TASK INSTRUCTIONS:
Copy out each line of the entries where the word "JSON" is present.

····················

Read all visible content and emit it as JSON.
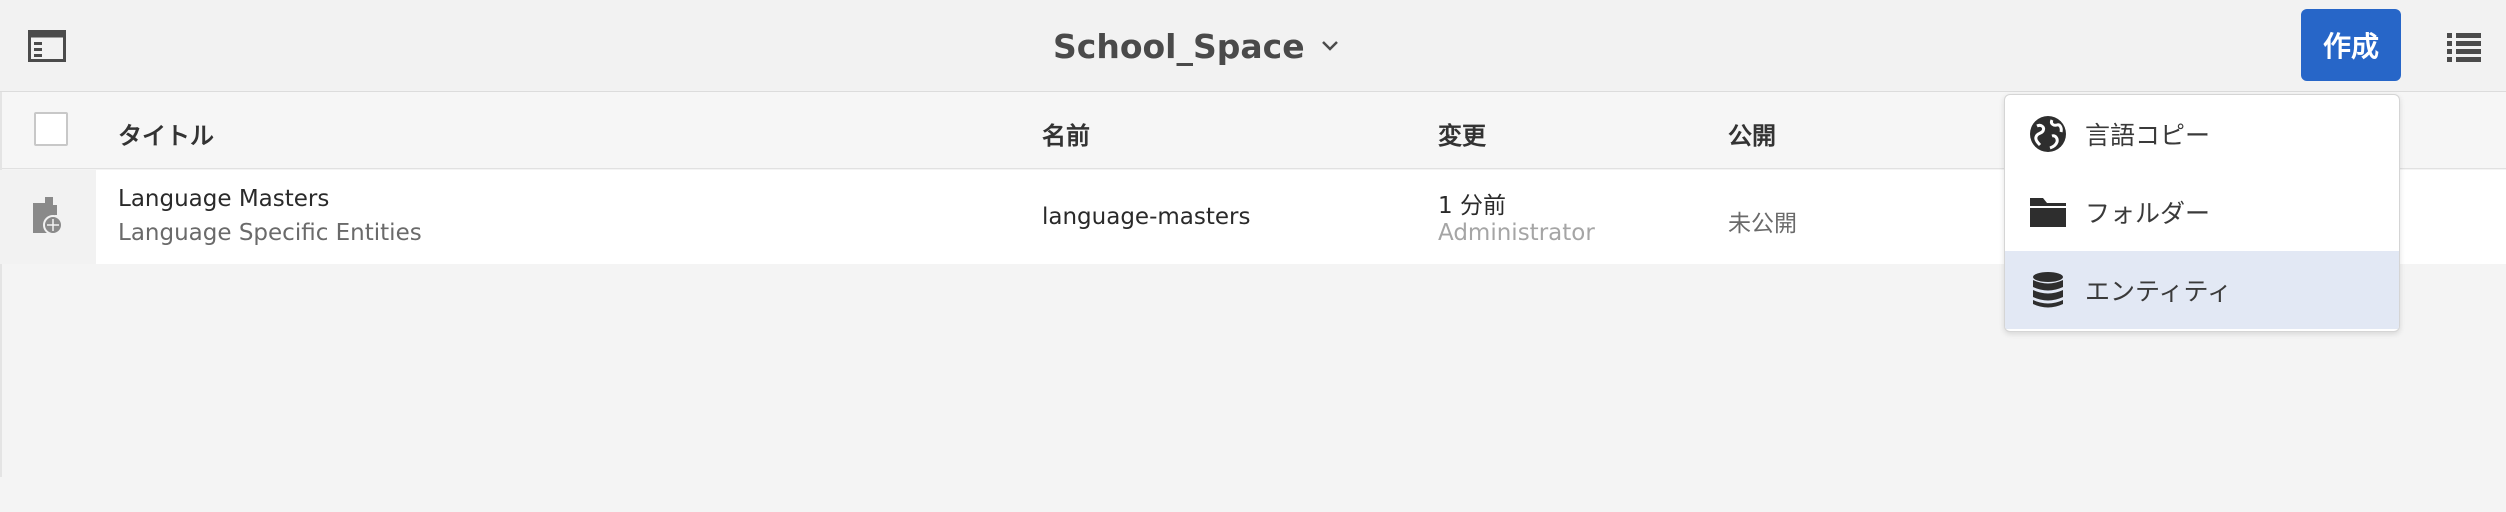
{
  "header": {
    "title": "School_Space",
    "create_label": "作成"
  },
  "table": {
    "columns": [
      "タイトル",
      "名前",
      "変更",
      "公開"
    ],
    "rows": [
      {
        "title": "Language Masters",
        "subtitle": "Language Specific Entities",
        "name": "language-masters",
        "modified_time": "1 分前",
        "modified_by": "Administrator",
        "published": "未公開"
      }
    ]
  },
  "create_menu": {
    "items": [
      {
        "label": "言語コピー",
        "icon": "globe-icon"
      },
      {
        "label": "フォルダー",
        "icon": "folder-icon"
      },
      {
        "label": "エンティティ",
        "icon": "database-icon"
      }
    ],
    "highlighted_index": 2
  },
  "colors": {
    "accent": "#2766c8",
    "highlight": "#e2e8f4"
  }
}
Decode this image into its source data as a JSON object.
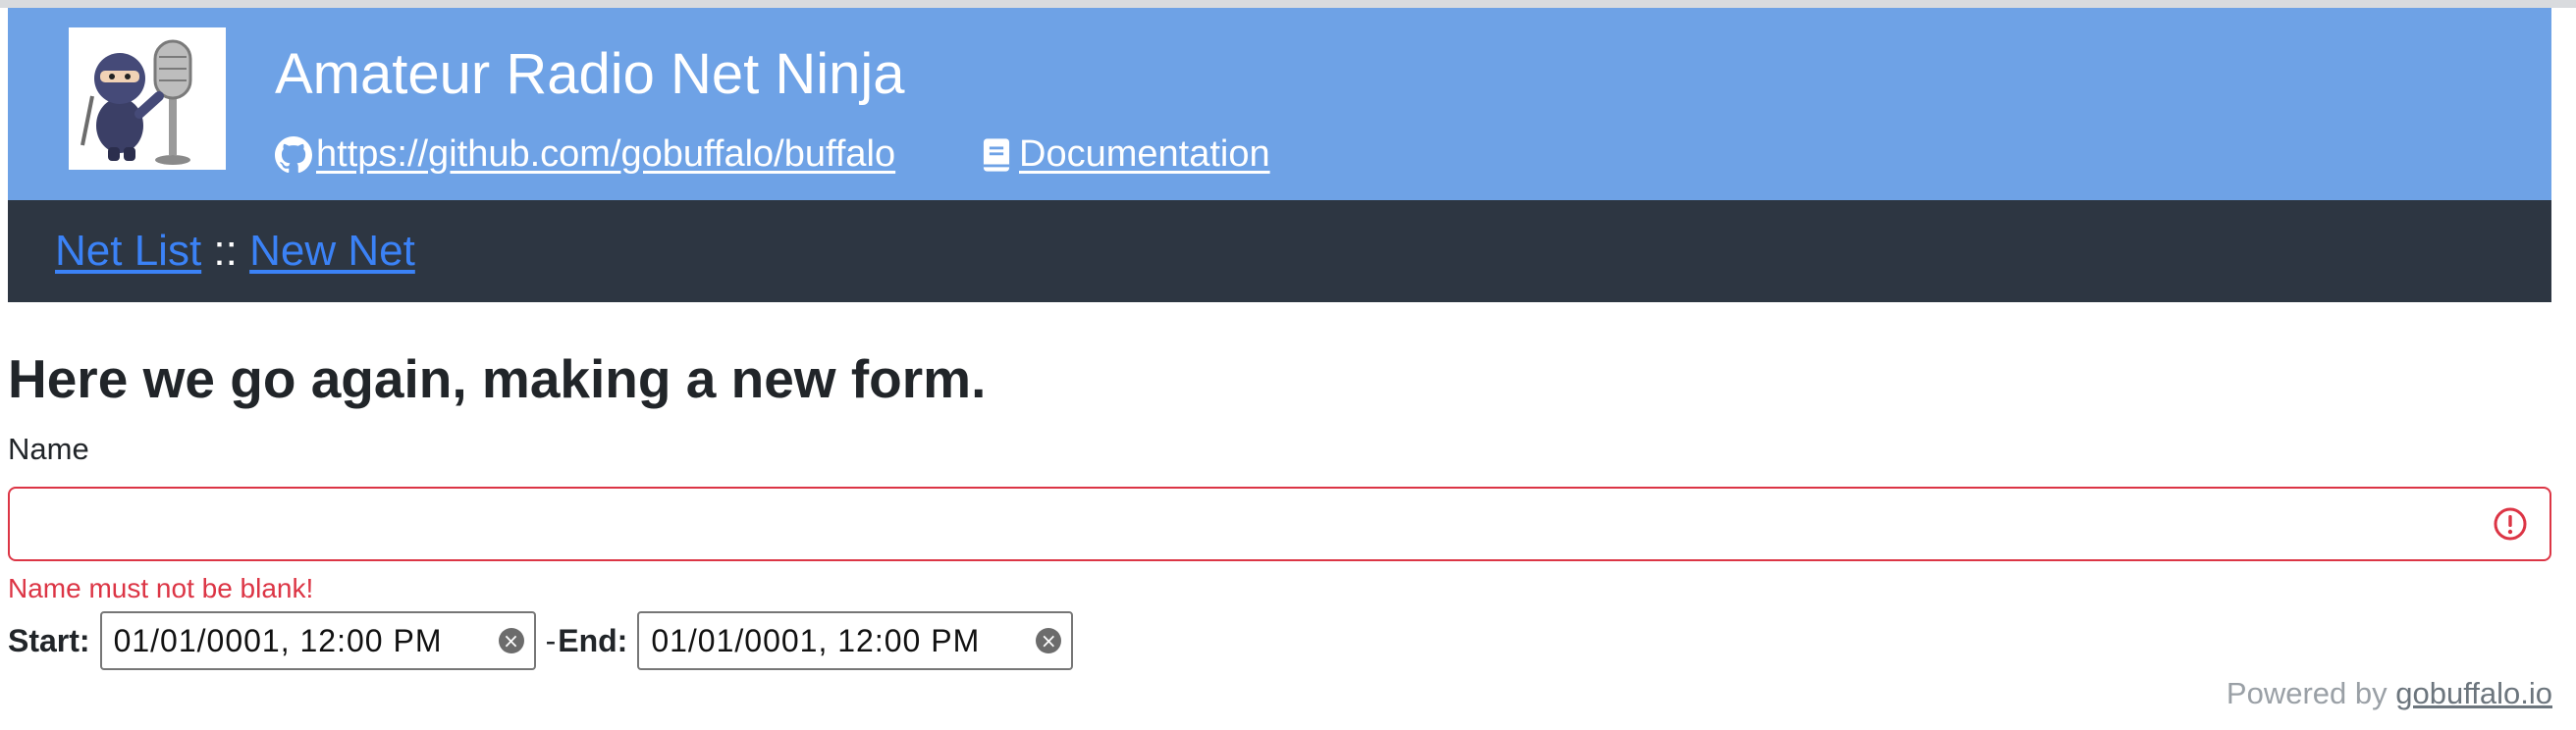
{
  "header": {
    "title": "Amateur Radio Net Ninja",
    "github_link": "https://github.com/gobuffalo/buffalo",
    "docs_link": "Documentation",
    "logo_icon": "ninja-microphone-logo",
    "github_icon": "github-icon",
    "docs_icon": "book-icon",
    "background_color": "#6ea2e6"
  },
  "nav": {
    "background_color": "#2d3642",
    "items": [
      {
        "label": "Net List"
      },
      {
        "label": "New Net"
      }
    ],
    "separator": "::"
  },
  "main": {
    "title": "Here we go again, making a new form.",
    "name_label": "Name",
    "name_value": "",
    "name_error": "Name must not be blank!",
    "start_label": "Start:",
    "start_value": "01/01/0001, 12:00 PM",
    "range_separator": "- ",
    "end_label": "End:",
    "end_value": "01/01/0001, 12:00 PM",
    "error_color": "#dc3545"
  },
  "footer": {
    "prefix": "Powered by ",
    "link": "gobuffalo.io"
  }
}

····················

REPLY:
Read all visible content and emit it as JSON.
Decode this image into its source data as a JSON object.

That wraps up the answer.